• Feb 1st 2009, 11:29 AM
realintegerz
Elastic modulus, earthquake waves?
A longitudinal earthquake wave strikes a boundary between two types of rock at a 35 degree angle. As it crosses the boundary, the specific gravity (SG = d_rock / d_water ) of the rock changes from 3.7 to 2.8. Assuming that the elastic modulus is the same for both types of rock, determine the angle of refraction.

To solve this I have two equations.

1) (velocity 1/ velocity 2) = (sine angle 1 / sine angle 2), a ratio

2) velocity of an earthquake wave = sq. root ( elastic modulus / density )

The problem I'm having is, I don't know what the elastic modulus is and what the density or (rho) is, and also density is supposed to = m/v

Otherwise, I could solve this easily...

Can anyone help? (Worried)
• Feb 1st 2009, 11:57 AM
skeeter
Quote:
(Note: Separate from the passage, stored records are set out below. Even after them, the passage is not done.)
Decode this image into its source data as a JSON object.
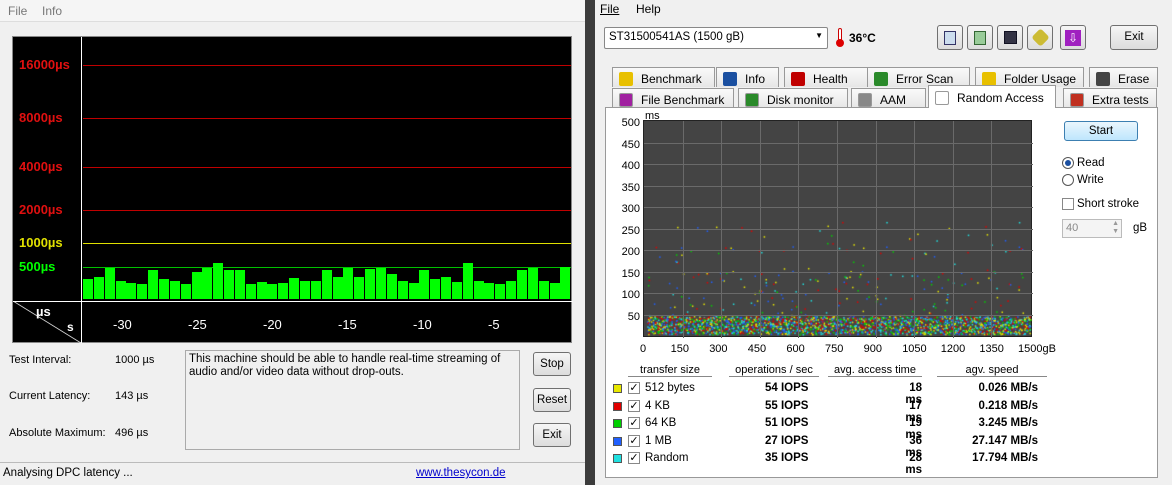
{
  "left": {
    "menu": {
      "file": "File",
      "info": "Info"
    },
    "y_labels": [
      {
        "text": "16000µs",
        "color": "#e01010"
      },
      {
        "text": "8000µs",
        "color": "#e01010"
      },
      {
        "text": "4000µs",
        "color": "#e01010"
      },
      {
        "text": "2000µs",
        "color": "#e01010"
      },
      {
        "text": "1000µs",
        "color": "#e0e000"
      },
      {
        "text": "500µs",
        "color": "#00ff00"
      }
    ],
    "axis_unit_top": "µs",
    "axis_unit_bottom": "s",
    "x_ticks": [
      "-30",
      "-25",
      "-20",
      "-15",
      "-10",
      "-5"
    ],
    "latency_bars": [
      0.55,
      0.62,
      0.85,
      0.5,
      0.45,
      0.42,
      0.8,
      0.55,
      0.5,
      0.42,
      0.75,
      0.85,
      1.0,
      0.8,
      0.8,
      0.42,
      0.48,
      0.42,
      0.45,
      0.58,
      0.5,
      0.5,
      0.8,
      0.62,
      0.85,
      0.62,
      0.82,
      0.85,
      0.7,
      0.5,
      0.45,
      0.8,
      0.55,
      0.62,
      0.48,
      1.0,
      0.5,
      0.45,
      0.42,
      0.5,
      0.8,
      0.85,
      0.5,
      0.45,
      0.9
    ],
    "test_interval_label": "Test Interval:",
    "test_interval_value": "1000 µs",
    "current_latency_label": "Current Latency:",
    "current_latency_value": "143 µs",
    "absolute_max_label": "Absolute Maximum:",
    "absolute_max_value": "496 µs",
    "message": "This machine should be able to handle real-time streaming of audio and/or video data without drop-outs.",
    "stop_label": "Stop",
    "reset_label": "Reset",
    "exit_label": "Exit",
    "status": "Analysing DPC latency ...",
    "link": "www.thesycon.de"
  },
  "right": {
    "menu": {
      "file": "File",
      "help": "Help"
    },
    "drive": "ST31500541AS (1500 gB)",
    "temperature": "36°C",
    "exit_label": "Exit",
    "tabs_row1": [
      "Benchmark",
      "Info",
      "Health",
      "Error Scan",
      "Folder Usage",
      "Erase"
    ],
    "tabs_row2": [
      "File Benchmark",
      "Disk monitor",
      "AAM",
      "Random Access",
      "Extra tests"
    ],
    "start_label": "Start",
    "read_label": "Read",
    "write_label": "Write",
    "short_stroke_label": "Short stroke",
    "stroke_value": "40",
    "stroke_unit": "gB",
    "y_unit": "ms",
    "y_ticks": [
      "500",
      "450",
      "400",
      "350",
      "300",
      "250",
      "200",
      "150",
      "100",
      "50"
    ],
    "x_ticks": [
      "0",
      "150",
      "300",
      "450",
      "600",
      "750",
      "900",
      "1050",
      "1200",
      "1350",
      "1500gB"
    ],
    "table_headers": [
      "transfer size",
      "operations / sec",
      "avg. access time",
      "agv. speed"
    ],
    "rows": [
      {
        "color": "#e8e800",
        "size": "512 bytes",
        "iops": "54 IOPS",
        "time": "18 ms",
        "speed": "0.026 MB/s"
      },
      {
        "color": "#e00000",
        "size": "4 KB",
        "iops": "55 IOPS",
        "time": "17 ms",
        "speed": "0.218 MB/s"
      },
      {
        "color": "#00d000",
        "size": "64 KB",
        "iops": "51 IOPS",
        "time": "19 ms",
        "speed": "3.245 MB/s"
      },
      {
        "color": "#2060ff",
        "size": "1 MB",
        "iops": "27 IOPS",
        "time": "36 ms",
        "speed": "27.147 MB/s"
      },
      {
        "color": "#20e0e0",
        "size": "Random",
        "iops": "35 IOPS",
        "time": "28 ms",
        "speed": "17.794 MB/s"
      }
    ]
  }
}
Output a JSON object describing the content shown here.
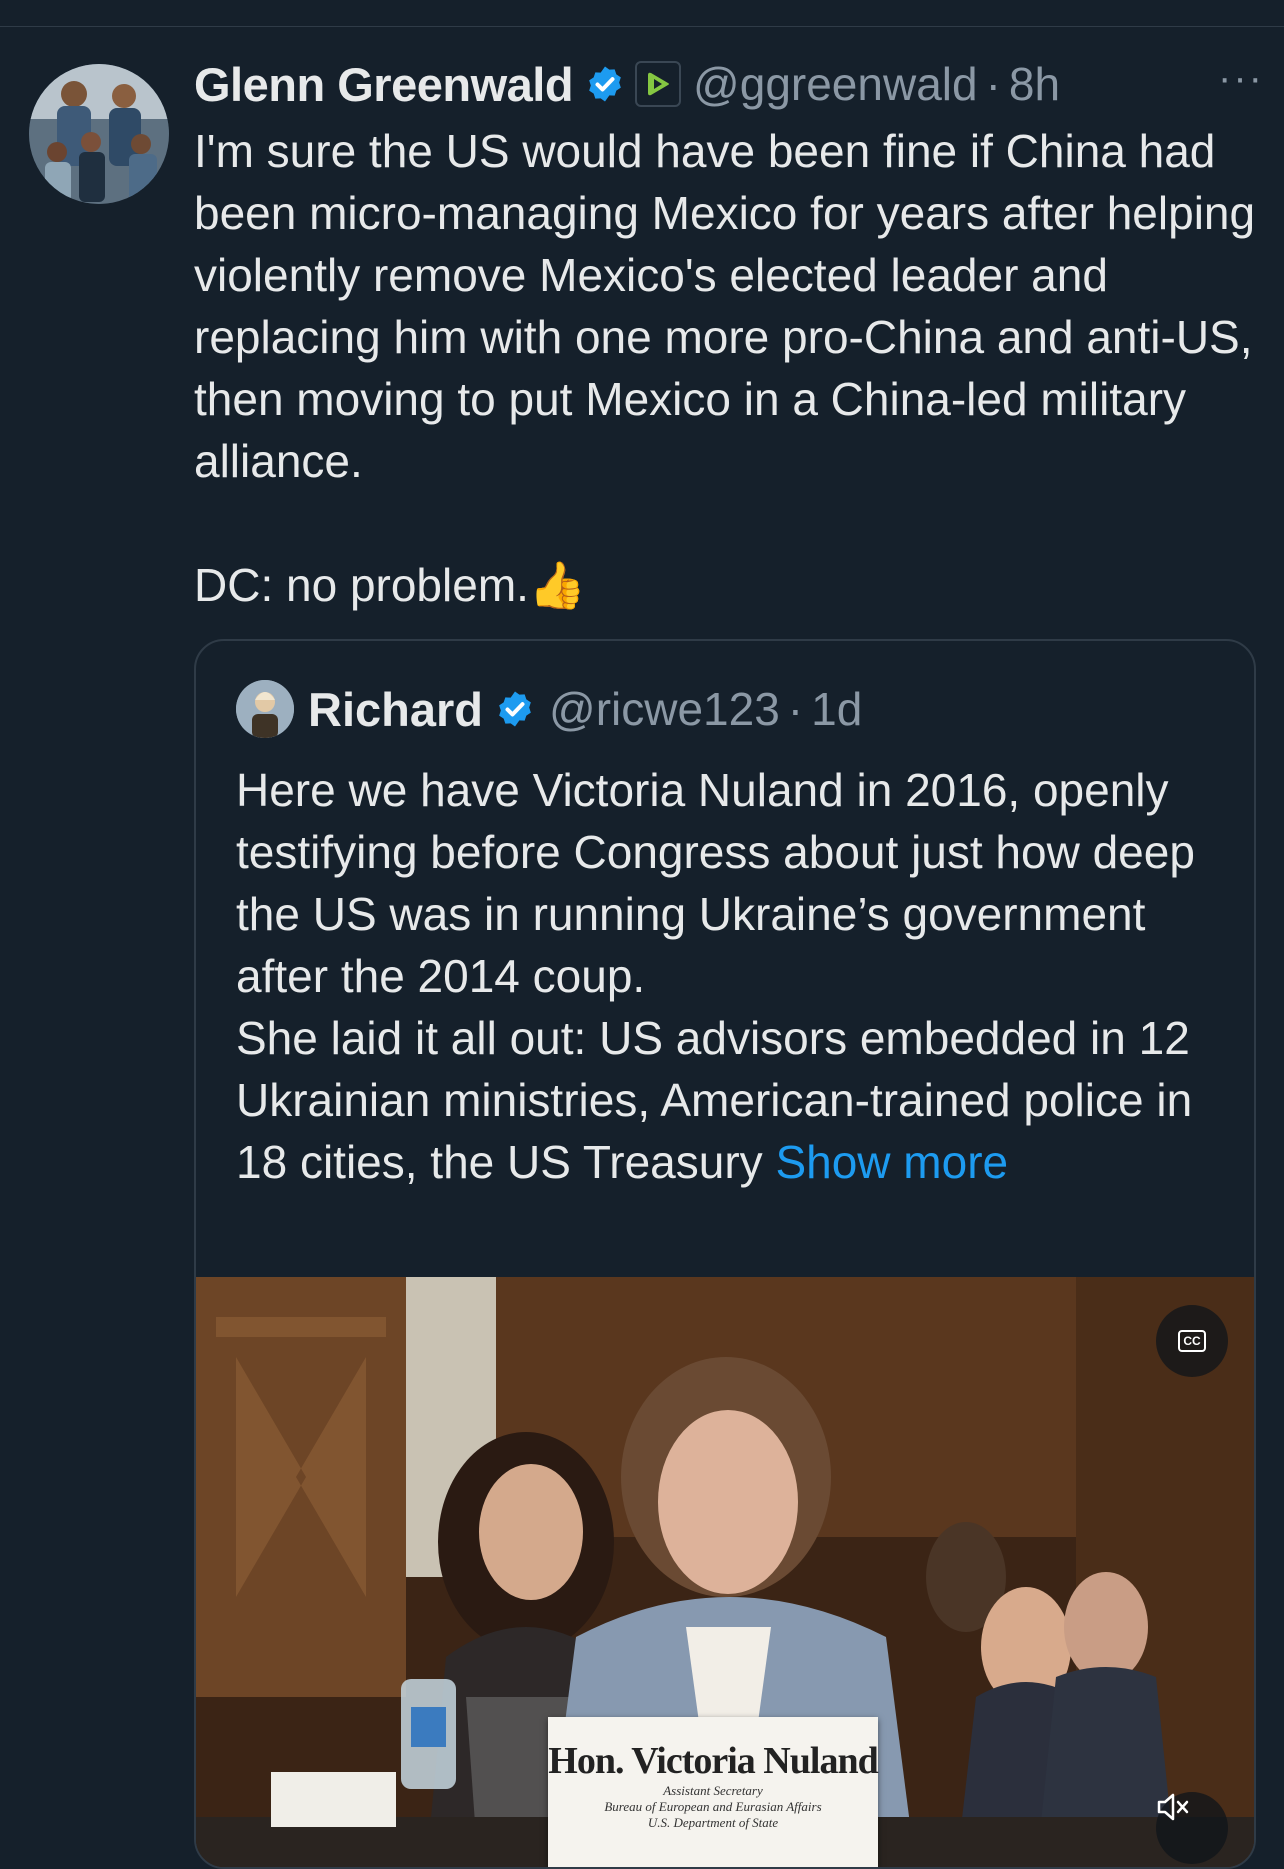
{
  "tweet": {
    "author_name": "Glenn Greenwald",
    "handle": "@ggreenwald",
    "separator": "·",
    "time": "8h",
    "more_icon": "···",
    "paragraphs": [
      "I'm sure the US would have been fine if China had been micro-managing Mexico for years after helping violently remove Mexico's elected leader and replacing him with one more pro-China and anti-US, then moving to put Mexico in a China-led military alliance.",
      "DC: no problem.👍"
    ]
  },
  "quoted": {
    "author_name": "Richard",
    "handle": "@ricwe123",
    "separator": "·",
    "time": "1d",
    "text_lines": [
      "Here we have Victoria Nuland in 2016, openly testifying before Congress about just how deep the US was in running Ukraine’s government after the 2014 coup.",
      "She laid it all out: US advisors embedded in 12 Ukrainian ministries, American-trained police in 18 cities, the US Treasury"
    ],
    "show_more": "Show more",
    "media": {
      "cc_label": "CC",
      "nameplate": {
        "name": "Hon. Victoria Nuland",
        "title": "Assistant Secretary",
        "bureau": "Bureau of European and Eurasian Affairs",
        "department": "U.S. Department of State"
      }
    }
  },
  "colors": {
    "background": "#15202b",
    "text": "#e7e9ea",
    "secondary": "#8b98a5",
    "link": "#1d9bf0",
    "verified": "#1d9bf0"
  }
}
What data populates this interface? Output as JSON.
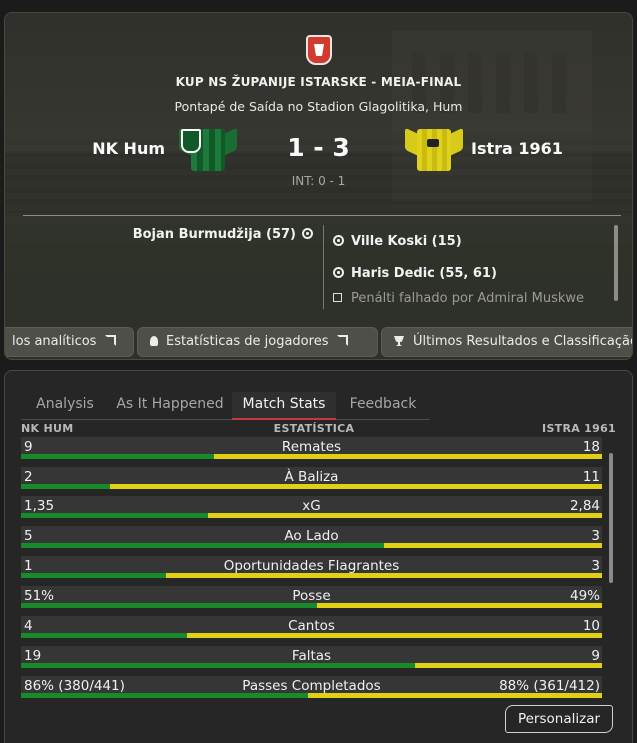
{
  "match": {
    "competition": "KUP NS ŽUPANIJE ISTARSKE - MEIA-FINAL",
    "venue": "Pontapé de Saída no Stadion Glagolitika, Hum",
    "home_team": "NK Hum",
    "away_team": "Istra 1961",
    "score": "1 - 3",
    "half_time": "INT: 0 - 1",
    "home_events": [
      "Bojan Burmudžija (57)"
    ],
    "away_events": [
      "Ville Koski (15)",
      "Haris Dedic (55, 61)"
    ],
    "away_missed": "Penálti falhado por Admiral Muskwe",
    "links": [
      "los analíticos",
      "Estatísticas de jogadores",
      "Últimos Resultados e Classificação"
    ]
  },
  "tabs": [
    "Analysis",
    "As It Happened",
    "Match Stats",
    "Feedback"
  ],
  "active_tab": "Match Stats",
  "stats_header": {
    "home": "NK HUM",
    "center": "ESTATÍSTICA",
    "away": "ISTRA 1961"
  },
  "stats": [
    {
      "label": "Remates",
      "home": "9",
      "away": "18",
      "home_share": 0.333
    },
    {
      "label": "À Baliza",
      "home": "2",
      "away": "11",
      "home_share": 0.154
    },
    {
      "label": "xG",
      "home": "1,35",
      "away": "2,84",
      "home_share": 0.322
    },
    {
      "label": "Ao Lado",
      "home": "5",
      "away": "3",
      "home_share": 0.625
    },
    {
      "label": "Oportunidades Flagrantes",
      "home": "1",
      "away": "3",
      "home_share": 0.25
    },
    {
      "label": "Posse",
      "home": "51%",
      "away": "49%",
      "home_share": 0.51
    },
    {
      "label": "Cantos",
      "home": "4",
      "away": "10",
      "home_share": 0.286
    },
    {
      "label": "Faltas",
      "home": "19",
      "away": "9",
      "home_share": 0.679
    },
    {
      "label": "Passes Completados",
      "home": "86% (380/441)",
      "away": "88% (361/412)",
      "home_share": 0.494
    }
  ],
  "customize_label": "Personalizar",
  "colors": {
    "home": "#178a2a",
    "away": "#e2d014",
    "active_tab": "#c43a3a"
  }
}
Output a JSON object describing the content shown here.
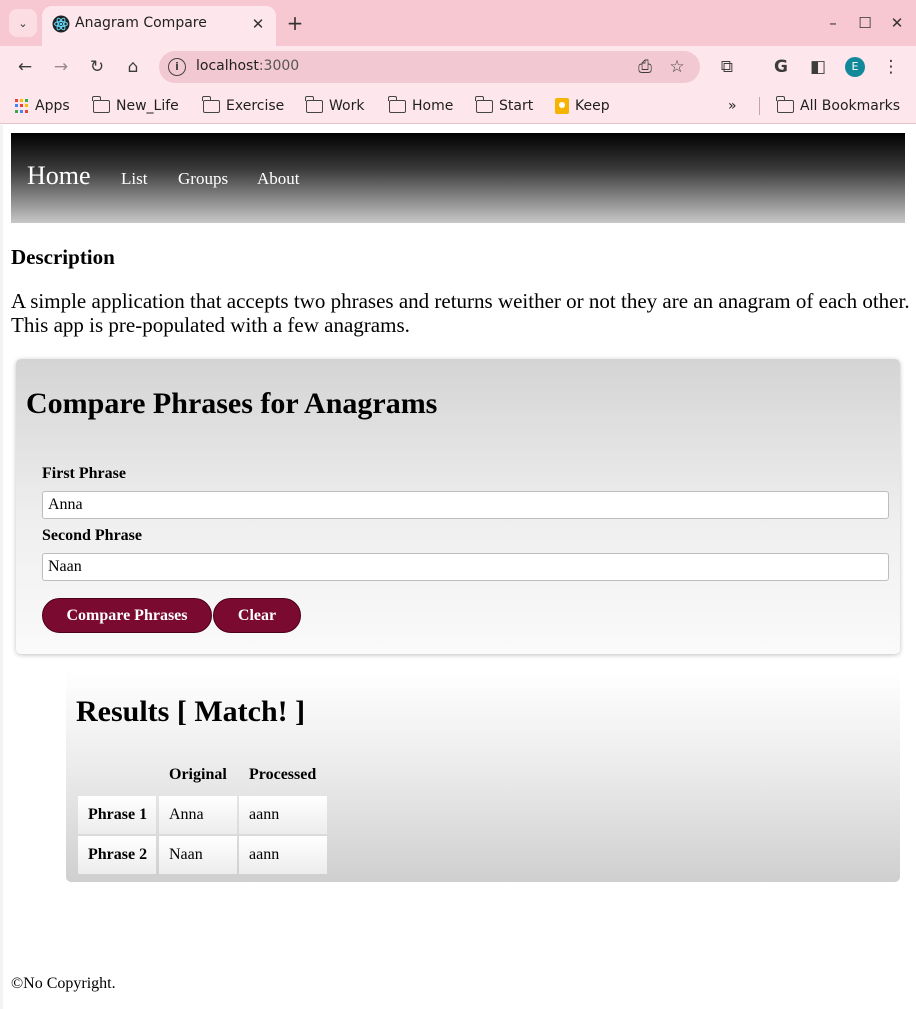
{
  "browser": {
    "tab_title": "Anagram Compare",
    "url_host": "localhost",
    "url_port": ":3000",
    "bookmarks": [
      "Apps",
      "New_Life",
      "Exercise",
      "Work",
      "Home",
      "Start",
      "Keep"
    ],
    "all_bookmarks": "All Bookmarks",
    "profile_initial": "E",
    "colors": {
      "tabbar": "#f8c8d2",
      "toolbar": "#fde7ec",
      "avatar": "#12899b"
    }
  },
  "nav": {
    "brand": "Home",
    "links": [
      "List",
      "Groups",
      "About"
    ]
  },
  "description": {
    "heading": "Description",
    "text": "A simple application that accepts two phrases and returns weither or not they are an anagram of each other. This app is pre-populated with a few anagrams."
  },
  "compare": {
    "heading": "Compare Phrases for Anagrams",
    "first_label": "First Phrase",
    "first_value": "Anna",
    "second_label": "Second Phrase",
    "second_value": "Naan",
    "compare_button": "Compare Phrases",
    "clear_button": "Clear",
    "button_color": "#7a0a2f"
  },
  "results": {
    "heading": "Results [ Match! ]",
    "columns": [
      "Original",
      "Processed"
    ],
    "rows": [
      {
        "label": "Phrase 1",
        "original": "Anna",
        "processed": "aann"
      },
      {
        "label": "Phrase 2",
        "original": "Naan",
        "processed": "aann"
      }
    ]
  },
  "footer": "©No Copyright."
}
Originally Posted by realintegerz
A longitudinal earthquake wave strikes a boundary between two types of rock at a 35 degree angle. As it crosses the boundary, the specific gravity (SG = d_rock / d_water ) of the rock changes from 3.7 to 2.8. Assuming that the elastic modulus is the same for both types of rock, determine the angle of refraction.

To solve this I have two equations.

1) (velocity 1/ velocity 2) = (sine angle 1 / sine angle 2), a ratio

2) velocity of an earthquake wave = sq. root ( elastic modulus / density )

The problem I'm having is, I don't know what the elastic modulus is and what the density or (rho) is, and also density is supposed to = m/v

Otherwise, I could solve this easily...

Can anyone help? (Worried)

the problem says that the elastic modulus is the same for both types of rock, so it will cancel in the equation.

$\displaystyle \frac{v_1}{v_2} = \frac{\sqrt{\frac{e}{\rho_1}}}{\sqrt{\frac{e}{\rho _2}}}$

$\displaystyle \frac{v_1}{v_2} = \sqrt{\frac{\rho_2}{\rho_1}}$

you also know the respective SG's ...

$\displaystyle \frac{\rho_1}{\rho_w} = 3.7$

$\displaystyle \frac{\rho_2}{\rho_w} = 2.8$

$\displaystyle \frac{\frac{\rho_1}{\rho_w}}{\frac{\rho_2}{\rho_w} } = \frac{3.7}{2.8}$

note that the value for water density also cancels ...

$\displaystyle \frac{\rho_1}{\rho_2} = \frac{3.7}{2.8}$

you should be able to finish up